The feedback loop operates in vivo
Inflammation is associated with increased secretion of IL-6. The newly characterized signal mechanism that acts between IL-6R and miR-34a via STAT3 therefore provides a functional link that helps explain how chronic inflammation facilitates the formation of metastases. "We have demonstrated the significance of this link in a mouse model system, based on the use of a miR-34a-deficient mouse strain that we had generated. In a collaboration with Professor Florian Greten (Georg-Speyer-Haus, Frankfurt/M.) we found that these mutant mice show an increased tendency to develop inflammation-induced tumors", says Hermeking. Notably, these miR-34a-deficient tumors invaded into neighbouring tissue, which was not observed in normal mice. Using cultured cells derived from human tumors of the breast and prostate gland, they confirmed that the IL6R/STAT3/miR-34a feedback loop is also activated in other tumor types. "Furthermore, analysis of tumor samples from large cohorts of colorectal cancer patients revealed that activation of the loop is associated with metastasis", Hermeking reports.

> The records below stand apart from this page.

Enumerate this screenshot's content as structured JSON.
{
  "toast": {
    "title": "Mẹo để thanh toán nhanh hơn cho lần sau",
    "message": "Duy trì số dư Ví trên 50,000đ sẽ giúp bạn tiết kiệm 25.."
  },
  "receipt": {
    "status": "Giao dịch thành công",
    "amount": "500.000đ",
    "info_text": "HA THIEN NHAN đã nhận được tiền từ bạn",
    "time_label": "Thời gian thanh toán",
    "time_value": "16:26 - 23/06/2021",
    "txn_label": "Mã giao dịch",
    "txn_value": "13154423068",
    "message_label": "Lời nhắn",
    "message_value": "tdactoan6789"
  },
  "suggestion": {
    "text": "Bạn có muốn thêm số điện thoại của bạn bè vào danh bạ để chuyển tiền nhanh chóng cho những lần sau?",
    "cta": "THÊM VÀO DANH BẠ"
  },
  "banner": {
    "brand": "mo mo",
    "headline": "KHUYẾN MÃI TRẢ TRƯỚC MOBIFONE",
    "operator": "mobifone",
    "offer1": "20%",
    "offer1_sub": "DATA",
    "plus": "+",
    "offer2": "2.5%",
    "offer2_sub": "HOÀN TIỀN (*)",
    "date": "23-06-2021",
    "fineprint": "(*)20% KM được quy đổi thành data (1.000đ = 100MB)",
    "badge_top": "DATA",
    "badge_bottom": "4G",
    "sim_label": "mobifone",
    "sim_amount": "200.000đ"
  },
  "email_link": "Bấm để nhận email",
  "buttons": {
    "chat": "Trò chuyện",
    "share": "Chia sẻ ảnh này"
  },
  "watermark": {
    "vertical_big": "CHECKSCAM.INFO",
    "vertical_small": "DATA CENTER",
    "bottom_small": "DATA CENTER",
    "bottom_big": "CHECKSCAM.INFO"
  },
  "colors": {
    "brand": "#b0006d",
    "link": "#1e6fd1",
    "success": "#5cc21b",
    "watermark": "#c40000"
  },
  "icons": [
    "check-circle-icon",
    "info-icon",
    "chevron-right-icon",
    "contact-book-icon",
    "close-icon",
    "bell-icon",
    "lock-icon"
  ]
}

The new results show that miR-34a inactivation contributes to metastasis by activating the oncogenic IL-6R/STAT3 pathway. The discovery of this feedback mechanism also offers a number of targets for therapeutic intervention. In addition to STAT3 and IL-6, which are already targeted by a number of anti-tumor agents, the new study directs attention to the potential of miR-34a as a further focus of drug development for the treatment of meta
|Contact: Luise Dirscherl|